Crystal Palace boss Roy Hodgson, speaking to BBC Match of the Day : “I am bitterly disappointed of course. If the game was a draw after the first half I would have few complaints but after the second half, and to get within 90 seconds of a win, it is a tough one to take. It feels like a defeat. I didn’t expect them to get such a clear goal chance. I felt we might add to our score.

“You want game management and players to use experience to see games through but the feeling is one of disappointment and anguish that we weren’t able to see the game through. We have surrendered two points.

“It is that ‘if’ word. If we had won today I would have a big smile on my face. But we didn’t, so I am how I am.”

Capital gains for Wolves – the stats
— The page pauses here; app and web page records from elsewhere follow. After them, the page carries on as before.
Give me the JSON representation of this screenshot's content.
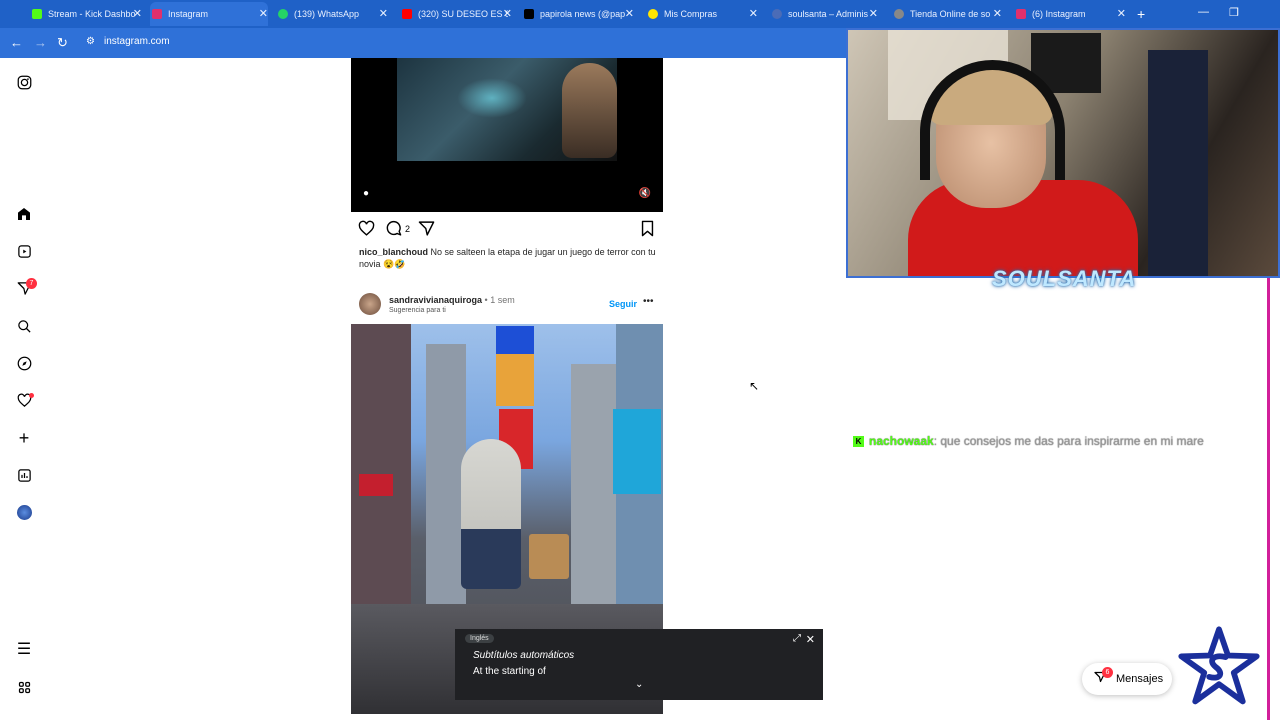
{
  "browser": {
    "tabs": [
      {
        "title": "Stream - Kick Dashbo",
        "icon": "kick-icon",
        "color": "#53fc18"
      },
      {
        "title": "Instagram",
        "icon": "instagram-icon",
        "color": "#e1306c",
        "active": true
      },
      {
        "title": "(139) WhatsApp",
        "icon": "whatsapp-icon",
        "color": "#25d366"
      },
      {
        "title": "(320) SU DESEO ES S",
        "icon": "youtube-icon",
        "color": "#ff0000"
      },
      {
        "title": "papirola news (@pap",
        "icon": "tiktok-icon",
        "color": "#000000"
      },
      {
        "title": "Mis Compras",
        "icon": "cart-icon",
        "color": "#ffe600"
      },
      {
        "title": "soulsanta – Adminis",
        "icon": "admin-icon",
        "color": "#4b6cb7"
      },
      {
        "title": "Tienda Online de so",
        "icon": "store-icon",
        "color": "#888888"
      },
      {
        "title": "(6) Instagram",
        "icon": "instagram-icon",
        "color": "#e1306c"
      }
    ],
    "url": "instagram.com"
  },
  "sidebar": {
    "notifications_badge": "7"
  },
  "post1": {
    "comment_count": "2",
    "caption_user": "nico_blanchoud",
    "caption_text": " No se salteen la etapa de jugar un juego de terror con tu novia 😵🤣"
  },
  "post2": {
    "username": "sandravivianaquiroga",
    "time": " • 1 sem",
    "subtitle": "Sugerencia para ti",
    "follow_label": "Seguir",
    "more_label": "•••"
  },
  "captions_overlay": {
    "language": "Inglés",
    "title": "Subtítulos automáticos",
    "text": "At the starting of"
  },
  "stream": {
    "overlay_logo_text": "SOULSANTA",
    "chat": {
      "platform_badge": "K",
      "user": "nachowaak",
      "message": ": que consejos me das para inspirarme en mi mare"
    }
  },
  "messages": {
    "label": "Mensajes",
    "badge": "6"
  },
  "colors": {
    "tab_bar": "#1f61c7",
    "accent_blue": "#0095f6",
    "kick_green": "#53fc18",
    "notification_red": "#ff3040"
  }
}
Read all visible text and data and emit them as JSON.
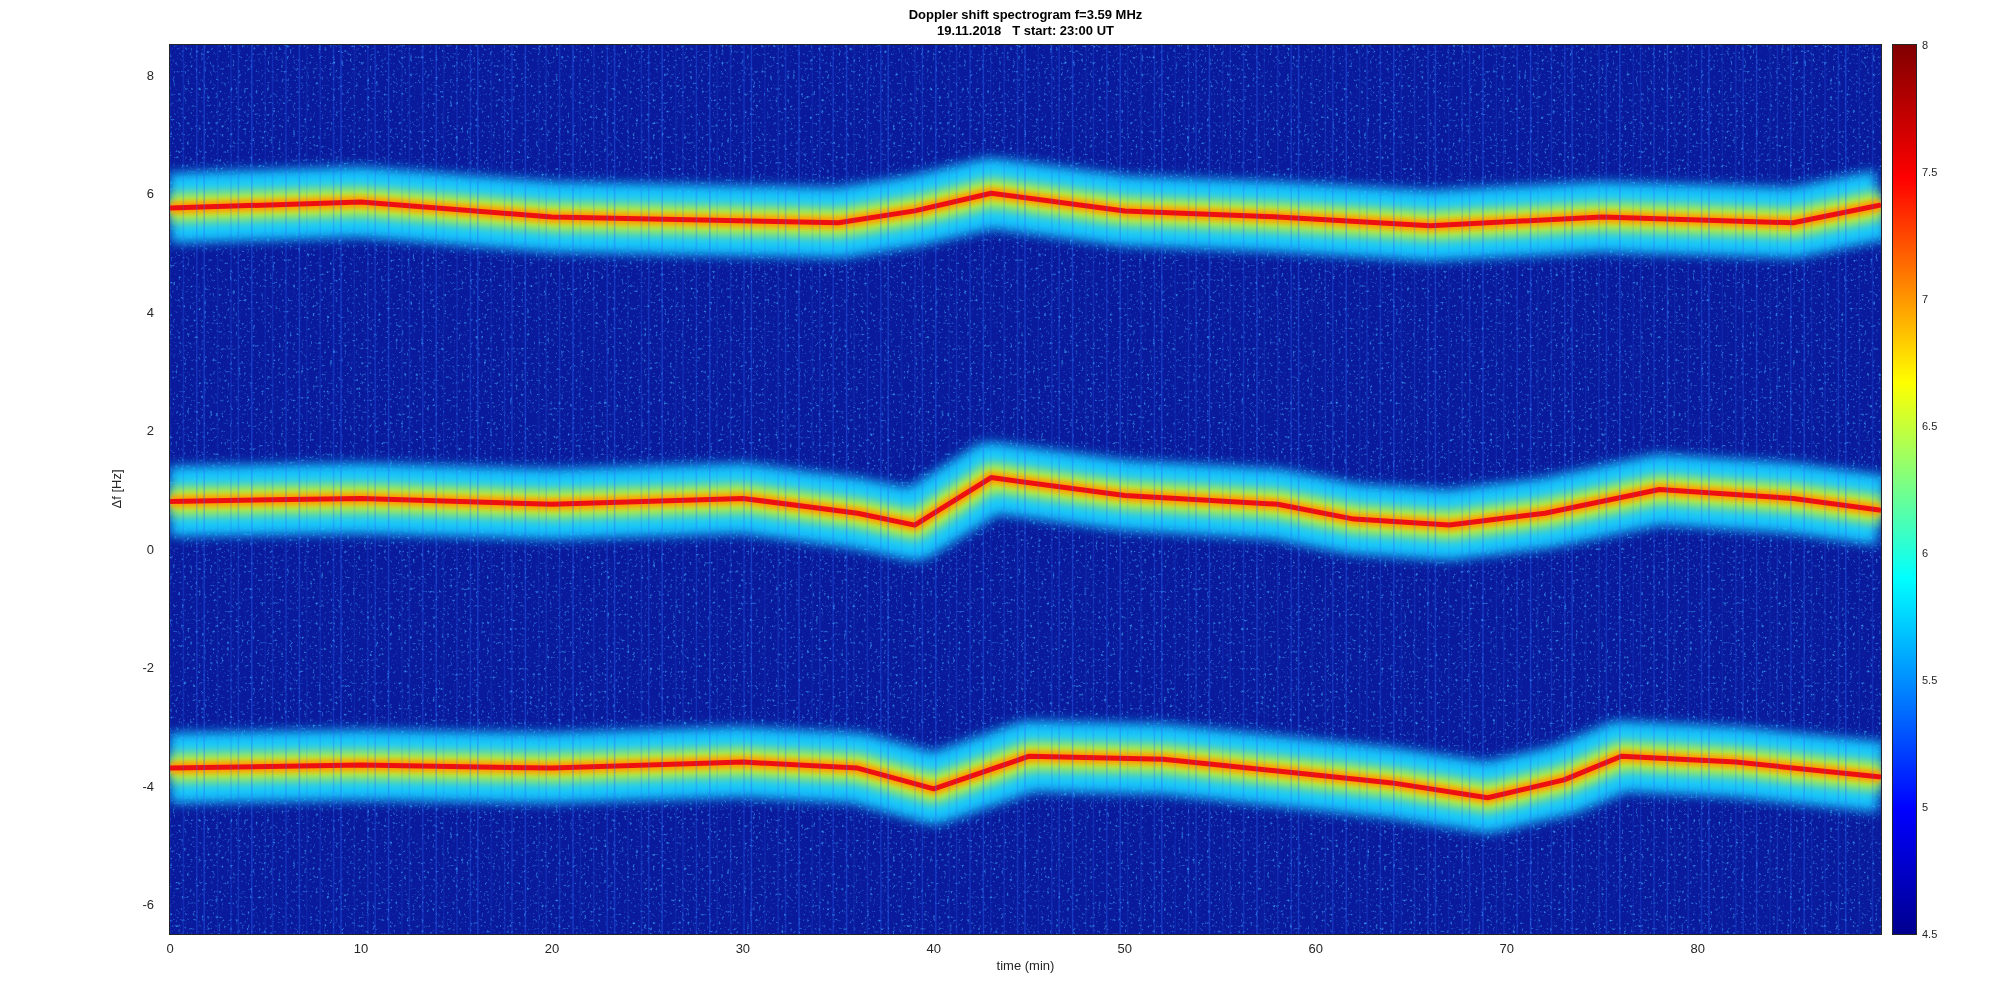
{
  "figure": {
    "title": "Doppler shift spectrogram f=3.59 MHz",
    "subtitle": "19.11.2018   T start: 23:00 UT"
  },
  "axes": {
    "ylabel": "Δf [Hz]",
    "xlabel": "time (min)",
    "yticks": [
      "8",
      "6",
      "4",
      "2",
      "0",
      "-2",
      "-4",
      "-6"
    ],
    "xticks": [
      "0",
      "10",
      "20",
      "30",
      "40",
      "50",
      "60",
      "70",
      "80"
    ]
  },
  "colorbar": {
    "ticks": [
      "8",
      "7.5",
      "7",
      "6.5",
      "6",
      "5.5",
      "5",
      "4.5"
    ]
  }
}
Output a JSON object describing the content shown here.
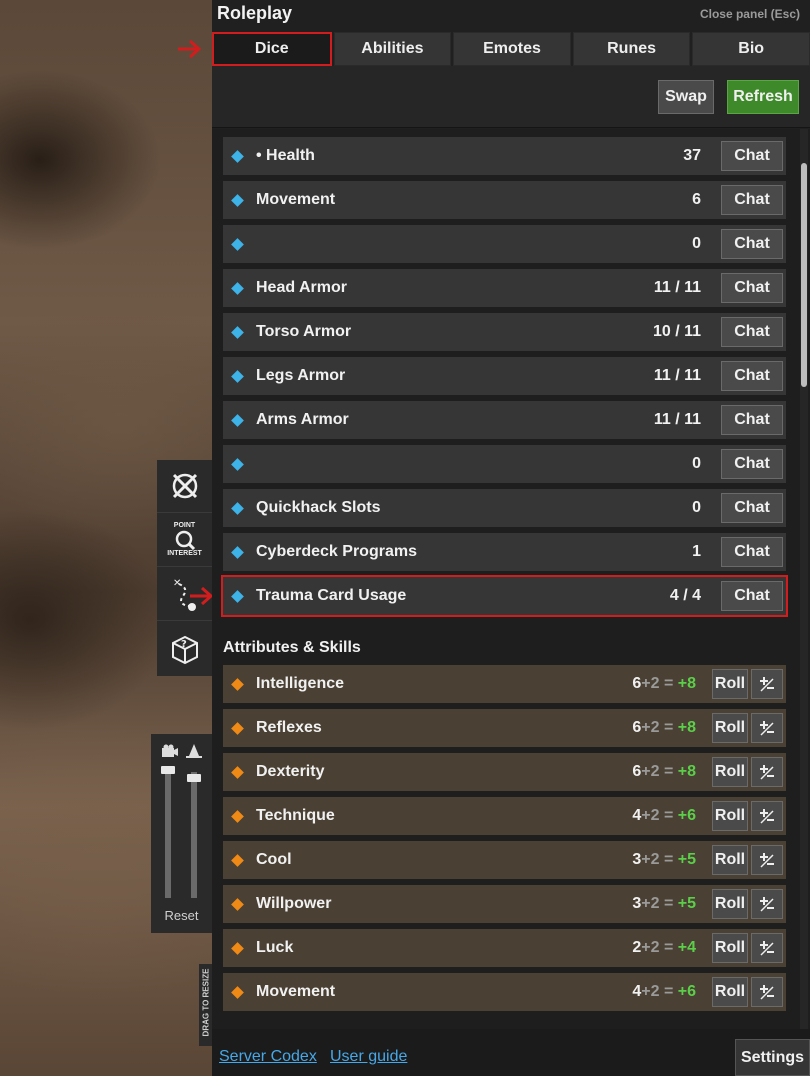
{
  "panel": {
    "title": "Roleplay",
    "close_label": "Close panel (Esc)"
  },
  "tabs": [
    {
      "label": "Dice",
      "active": true
    },
    {
      "label": "Abilities"
    },
    {
      "label": "Emotes"
    },
    {
      "label": "Runes"
    },
    {
      "label": "Bio"
    }
  ],
  "actions": {
    "swap_label": "Swap",
    "refresh_label": "Refresh"
  },
  "stats": [
    {
      "label": "• Health",
      "value": "37",
      "button": "Chat"
    },
    {
      "label": "Movement",
      "value": "6",
      "button": "Chat"
    },
    {
      "label": "",
      "value": "0",
      "button": "Chat"
    },
    {
      "label": "Head Armor",
      "value": "11 / 11",
      "button": "Chat"
    },
    {
      "label": "Torso Armor",
      "value": "10 / 11",
      "button": "Chat"
    },
    {
      "label": "Legs Armor",
      "value": "11 / 11",
      "button": "Chat"
    },
    {
      "label": "Arms Armor",
      "value": "11 / 11",
      "button": "Chat"
    },
    {
      "label": "",
      "value": "0",
      "button": "Chat"
    },
    {
      "label": "Quickhack Slots",
      "value": "0",
      "button": "Chat"
    },
    {
      "label": "Cyberdeck Programs",
      "value": "1",
      "button": "Chat"
    },
    {
      "label": "Trauma Card Usage",
      "value": "4 / 4",
      "button": "Chat",
      "highlighted": true
    }
  ],
  "attributes_section_title": "Attributes & Skills",
  "attributes": [
    {
      "label": "Intelligence",
      "base": "6",
      "mod": "+2",
      "eq": "=",
      "total": "+8",
      "button": "Roll"
    },
    {
      "label": "Reflexes",
      "base": "6",
      "mod": "+2",
      "eq": "=",
      "total": "+8",
      "button": "Roll"
    },
    {
      "label": "Dexterity",
      "base": "6",
      "mod": "+2",
      "eq": "=",
      "total": "+8",
      "button": "Roll"
    },
    {
      "label": "Technique",
      "base": "4",
      "mod": "+2",
      "eq": "=",
      "total": "+6",
      "button": "Roll"
    },
    {
      "label": "Cool",
      "base": "3",
      "mod": "+2",
      "eq": "=",
      "total": "+5",
      "button": "Roll"
    },
    {
      "label": "Willpower",
      "base": "3",
      "mod": "+2",
      "eq": "=",
      "total": "+5",
      "button": "Roll"
    },
    {
      "label": "Luck",
      "base": "2",
      "mod": "+2",
      "eq": "=",
      "total": "+4",
      "button": "Roll"
    },
    {
      "label": "Movement",
      "base": "4",
      "mod": "+2",
      "eq": "=",
      "total": "+6",
      "button": "Roll"
    }
  ],
  "footer": {
    "codex_link": "Server Codex",
    "guide_link": "User guide",
    "settings_label": "Settings"
  },
  "toolbar": {
    "poi_line1": "POINT",
    "poi_line2": "INTEREST",
    "reset_label": "Reset",
    "drag_label": "DRAG TO RESIZE"
  },
  "colors": {
    "accent_red": "#d11d1d",
    "refresh_green": "#3e8a2a",
    "stat_diamond": "#3db3e8",
    "attr_diamond": "#f08a16",
    "bonus_green": "#5ccf4a",
    "link_blue": "#46a8e8"
  }
}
  • Crystal Palace haven’t lost any of their last 10 Premier League games against sides starting the day in the bottom three (P10 W7 D3 L0) since a 0-4 defeat to Sunderland in February 2017.
  • Following Diogo Jota’s late equaliser, Wolves remain unbeaten in their seven Premier League games in London since their promotion back to the top-flight in 2018, winning three and drawing four of those games.
  • Crystal Palace (P6 W2 D2 L2) have won eight points from their opening six Premier League games this season, their most after six games since the 2016-17 season (10 points).
  • Wolves have conceded five own-goals in the Premier League since their return to the competition in August 2018, the joint-most alongside Burnley in that timeframe (Conor Coady (3), Matt Doherty (1) and Leander Dendoncker (1).
  • Since making his Premier League debut in December 2013, Wilfried Zaha has induced six opposition red cards – the most of any player. Romain Sa├»ss became the eighth Moroccan to receive a red card in the competition.
  • Leander Dendoncker’s own goal was Crystal Palace’s 100th goal in the Premier League under Roy Hodgson – the first time the Eagles have scored as many under one manager and the first club he has managed in the competition to reach this total.
  • Wolves have made one more change to their staring XI after six Premier League games this season (12) than they did through their first 16 games in the competition last season (11).
  • Diogo Jota’s goal for Wolves (94:53) is the latest Crystal Palace have conceded at Selhurst Park in the Premier League since March 2016, when current striker Christian Benteke netted for Liverpool (95:10).

What’s next?

Crystal Palace face Norwich at Selhurst Park in their next Premier League fixture on Saturday 28 September (15:00 BST).

Wolves host Reading in the Carabao Cup on Wednesday 25 September (19:45 BST) before resuming their Premier League duties at Molineux against Watford on Saturday 28 September (15:00 BST).



blocked drains Ashford Hill

Source link

Comments 0

Leave a Comment